■ **EXCERPTED RECORDS**
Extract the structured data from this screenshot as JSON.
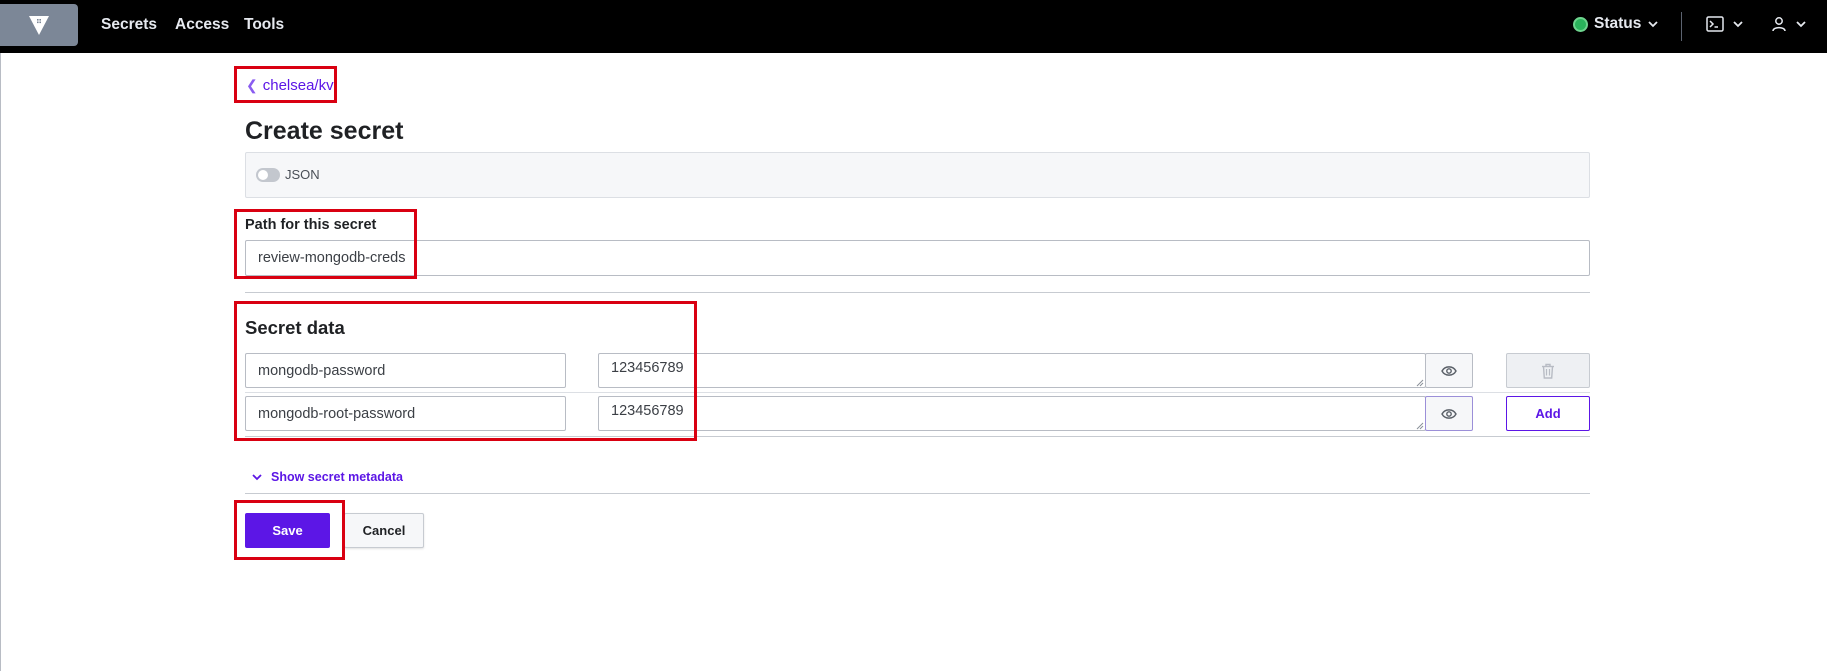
{
  "topbar": {
    "nav": [
      "Secrets",
      "Access",
      "Tools"
    ],
    "status_label": "Status",
    "status_color": "#2ab35b",
    "icons": [
      "vault-logo-icon",
      "console-icon",
      "user-icon",
      "chevron-down-icon"
    ]
  },
  "breadcrumb": {
    "label": "chelsea/kv"
  },
  "page": {
    "title": "Create secret"
  },
  "json_toggle": {
    "label": "JSON",
    "enabled": false
  },
  "path": {
    "label": "Path for this secret",
    "value": "review-mongodb-creds"
  },
  "secret_data": {
    "title": "Secret data",
    "rows": [
      {
        "key": "mongodb-password",
        "value": "123456789"
      },
      {
        "key": "mongodb-root-password",
        "value": "123456789"
      }
    ],
    "add_label": "Add"
  },
  "metadata": {
    "label": "Show secret metadata"
  },
  "actions": {
    "save_label": "Save",
    "cancel_label": "Cancel"
  },
  "colors": {
    "accent": "#5c16e6",
    "annotation": "#d90011",
    "topbar": "#000000"
  }
}
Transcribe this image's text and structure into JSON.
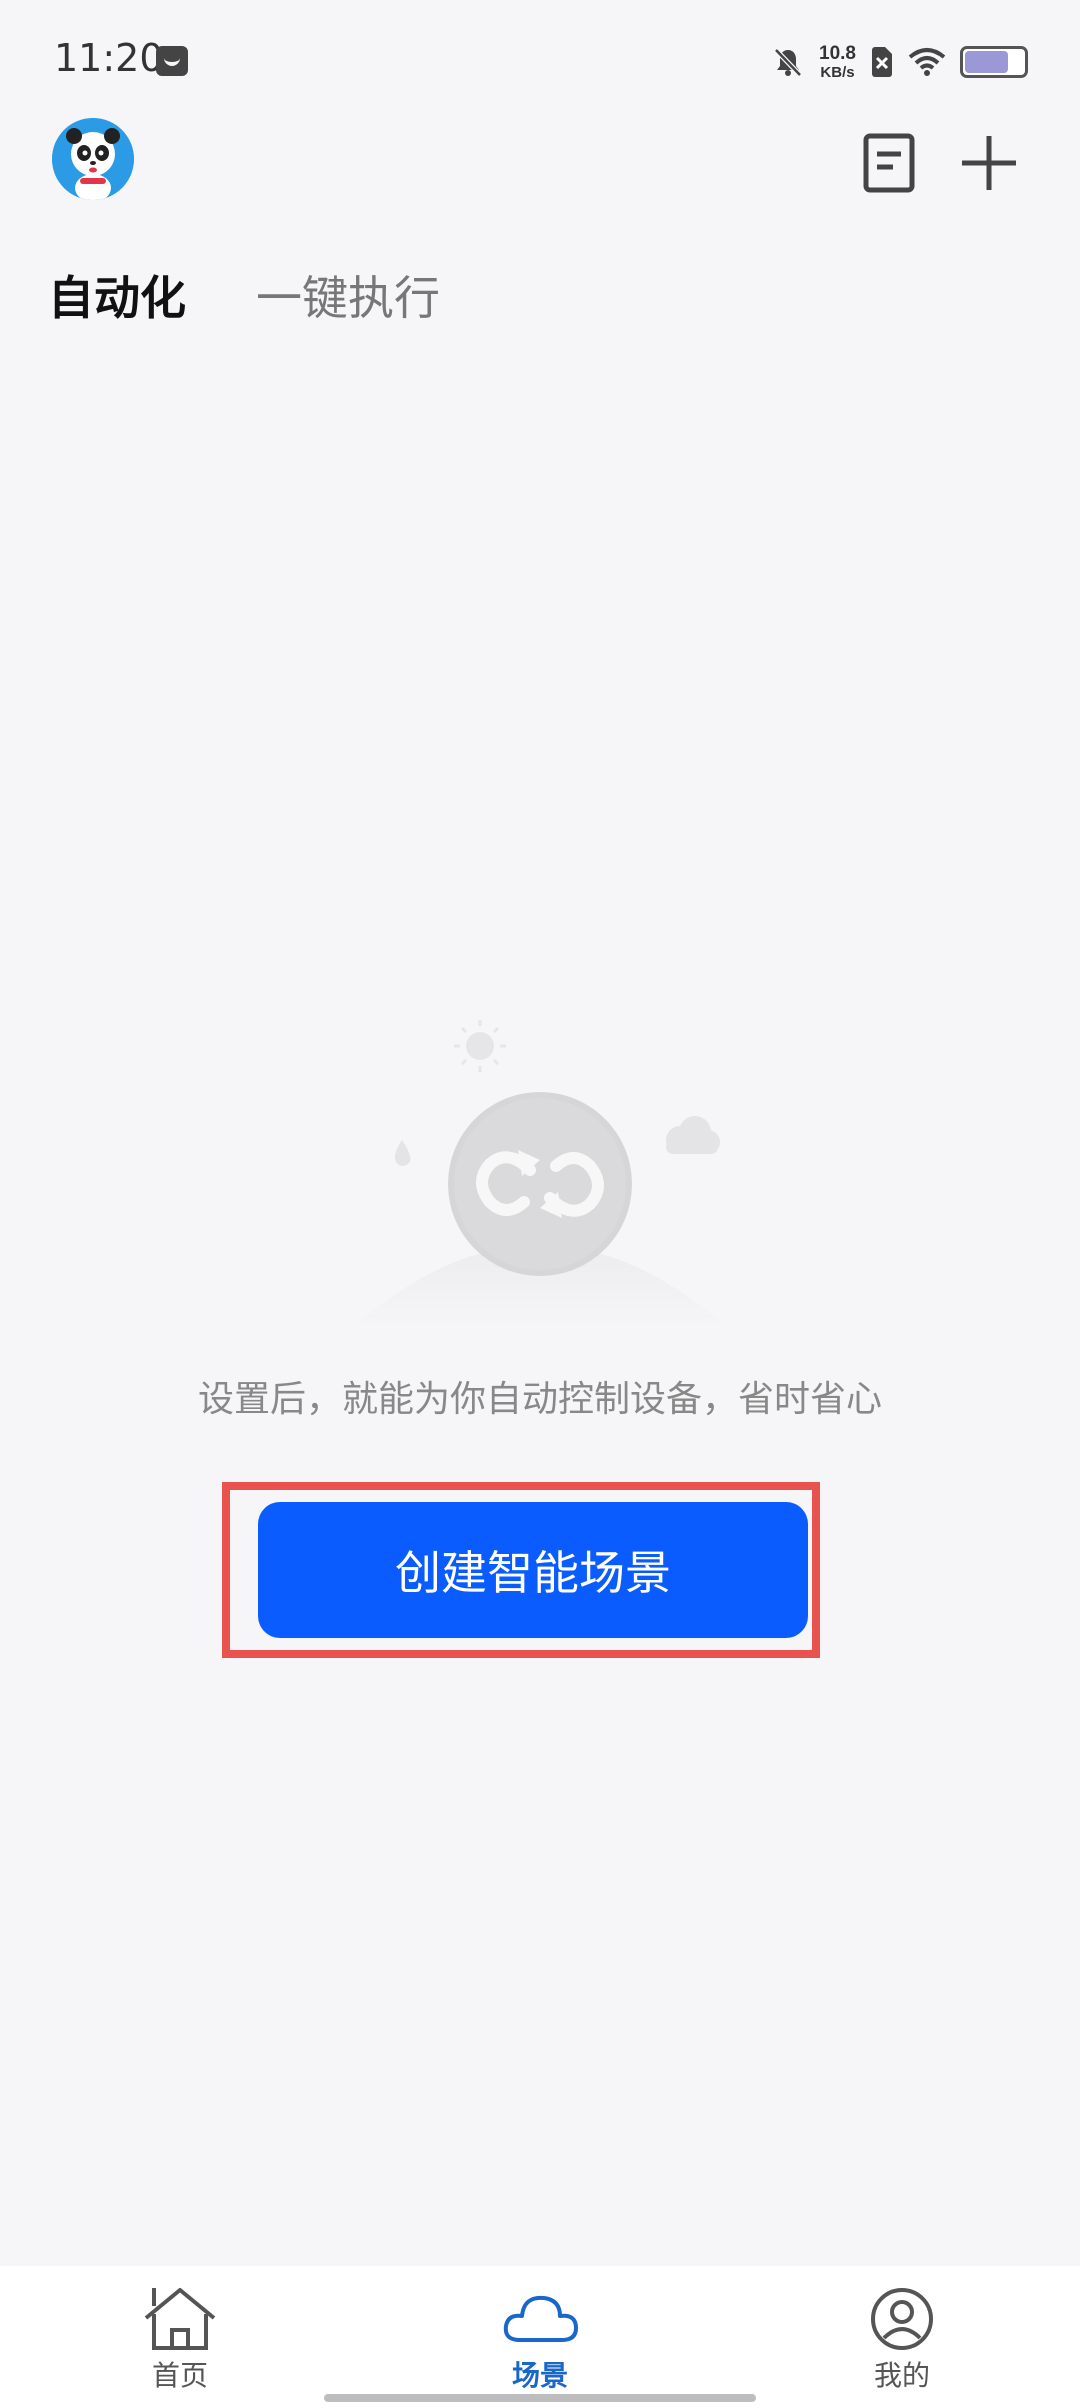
{
  "status_bar": {
    "time": "11:20",
    "net_speed_value": "10.8",
    "net_speed_unit": "KB/s",
    "battery_level": 0.7
  },
  "header": {
    "avatar_icon": "panda-avatar-icon",
    "doc_icon": "document-icon",
    "add_icon": "plus-icon"
  },
  "tabs": [
    {
      "label": "自动化",
      "active": true
    },
    {
      "label": "一键执行",
      "active": false
    }
  ],
  "empty_state": {
    "illustration_icon": "loop-sync-icon",
    "message": "设置后，就能为你自动控制设备，省时省心",
    "button_label": "创建智能场景",
    "highlight_color": "#e8534f",
    "button_color": "#0a5cff"
  },
  "bottom_nav": [
    {
      "label": "首页",
      "icon": "home-icon",
      "active": false
    },
    {
      "label": "场景",
      "icon": "cloud-icon",
      "active": true
    },
    {
      "label": "我的",
      "icon": "user-icon",
      "active": false
    }
  ],
  "colors": {
    "background": "#f6f6f8",
    "active_nav": "#1967c8"
  }
}
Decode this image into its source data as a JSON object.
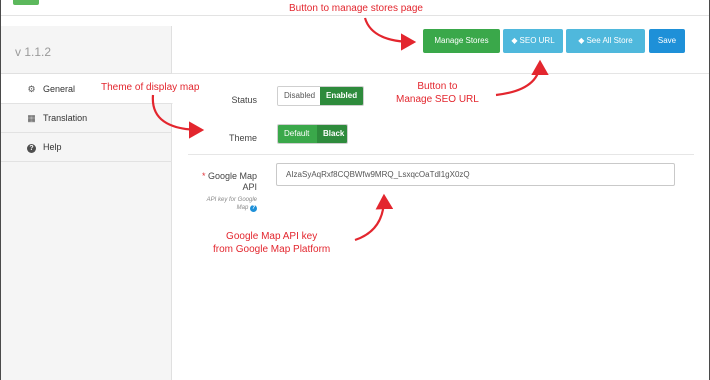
{
  "header": {
    "version": "v 1.1.2",
    "buttons": {
      "manage_stores": "Manage Stores",
      "seo_url": "SEO URL",
      "see_all_store": "See All Store",
      "save": "Save"
    }
  },
  "sidebar": {
    "items": [
      {
        "label": "General",
        "icon": "gear-icon",
        "active": true
      },
      {
        "label": "Translation",
        "icon": "translate-icon",
        "active": false
      },
      {
        "label": "Help",
        "icon": "question-icon",
        "active": false
      }
    ]
  },
  "form": {
    "status": {
      "label": "Status",
      "options": [
        "Disabled",
        "Enabled"
      ],
      "selected": "Enabled"
    },
    "theme": {
      "label": "Theme",
      "options": [
        "Default",
        "Black"
      ],
      "selected": "Black"
    },
    "google_map_api": {
      "required_mark": "*",
      "label_line1": "Google Map",
      "label_line2": "API",
      "sub_line1": "API key for Google",
      "sub_line2": "Map",
      "value": "AIzaSyAqRxf8CQBWfw9MRQ_LsxqcOaTdl1gX0zQ"
    }
  },
  "annotations": {
    "manage_stores": "Button to manage stores page",
    "theme": "Theme of display map",
    "seo_line1": "Button to",
    "seo_line2": "Manage SEO URL",
    "api_line1": "Google Map API key",
    "api_line2": "from Google Map Platform"
  },
  "colors": {
    "manage_btn": "#3aa84a",
    "seo_btn": "#4fb8dc",
    "save_btn": "#1e90d8",
    "enabled": "#2e8b3c",
    "annotation": "#e3262e"
  }
}
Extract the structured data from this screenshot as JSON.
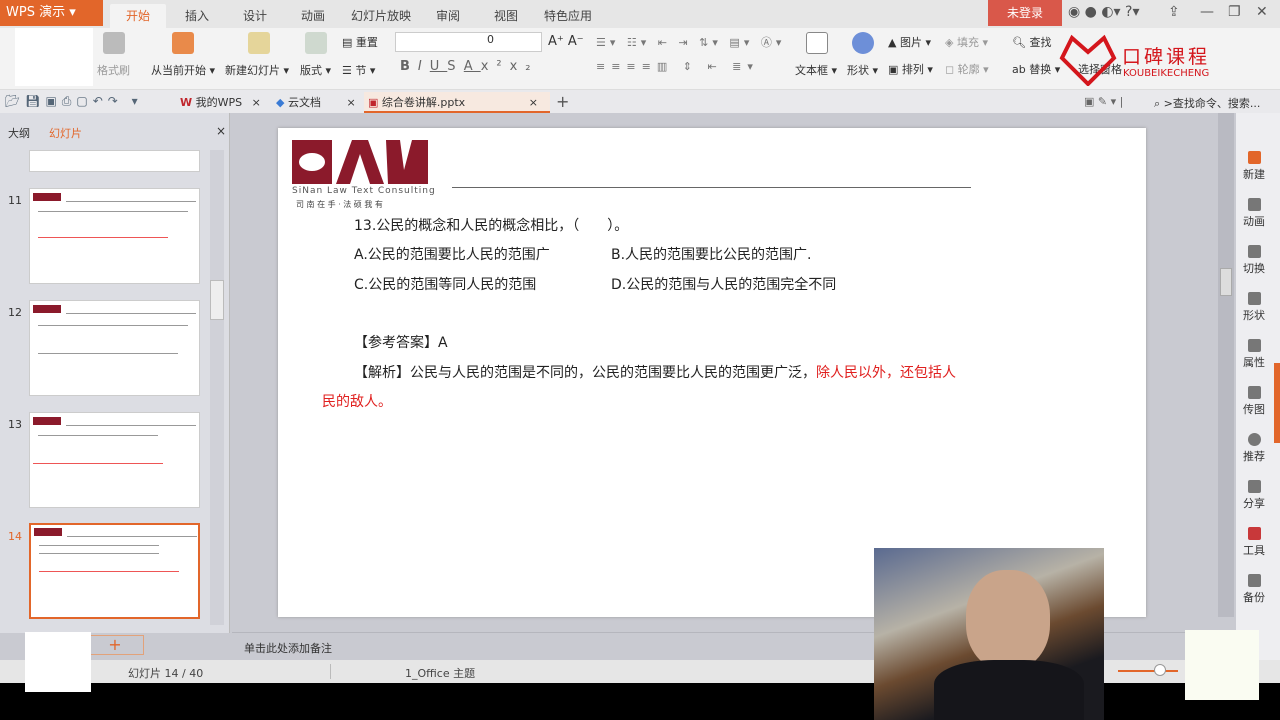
{
  "app": {
    "menu_button": "WPS 演示",
    "login": "未登录"
  },
  "menu_tabs": [
    "开始",
    "插入",
    "设计",
    "动画",
    "幻灯片放映",
    "审阅",
    "视图",
    "特色应用"
  ],
  "ribbon": {
    "format_painter": "格式刷",
    "from_current": "从当前开始",
    "new_slide": "新建幻灯片",
    "layout": "版式",
    "reset": "重置",
    "section": "节",
    "font_size": "0",
    "textbox": "文本框",
    "shape": "形状",
    "picture": "图片",
    "arrange": "排列",
    "fill": "填充",
    "outline": "轮廓",
    "find": "查找",
    "replace": "替换",
    "select_pane": "选择窗格",
    "search_placeholder": ">查找命令、搜索..."
  },
  "doc_tabs": [
    {
      "label": "我的WPS"
    },
    {
      "label": "云文档"
    },
    {
      "label": "综合卷讲解.pptx"
    }
  ],
  "panel": {
    "tab_outline": "大纲",
    "tab_slides": "幻灯片",
    "thumbs": [
      "11",
      "12",
      "13",
      "14"
    ]
  },
  "slide": {
    "logo_text": "SAW",
    "logo_sub": "SiNan Law Text Consulting",
    "logo_cn": "司 南 在 手 · 法 硕 我 有",
    "question": "13.公民的概念和人民的概念相比，（　　）。",
    "option_a": "A.公民的范围要比人民的范围广",
    "option_b": "B.人民的范围要比公民的范围广.",
    "option_c": "C.公民的范围等同人民的范围",
    "option_d": "D.公民的范围与人民的范围完全不同",
    "answer": "【参考答案】A",
    "analysis_black": "【解析】公民与人民的范围是不同的，公民的范围要比人民的范围更广泛，",
    "analysis_red1": "除人民以外，还包括人",
    "analysis_red2": "民的敌人。"
  },
  "notes_placeholder": "单击此处添加备注",
  "status": {
    "slide_count": "幻灯片 14 / 40",
    "theme": "1_Office 主题"
  },
  "right_sidebar": [
    "新建",
    "动画",
    "切换",
    "形状",
    "属性",
    "传图",
    "推荐",
    "分享",
    "工具",
    "备份"
  ],
  "watermark": {
    "title": "口碑课程",
    "sub": "KOUBEIKECHENG"
  },
  "colors": {
    "accent": "#e2662a",
    "login": "#d9584a",
    "answer_red": "#e0201f",
    "logo": "#8b1a2b"
  }
}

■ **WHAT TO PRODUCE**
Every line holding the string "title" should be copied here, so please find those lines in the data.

■ **WRITTEN ANSWER**
    "title": "Create secret"
    "title": "Secret data",
    "title": "口碑课程",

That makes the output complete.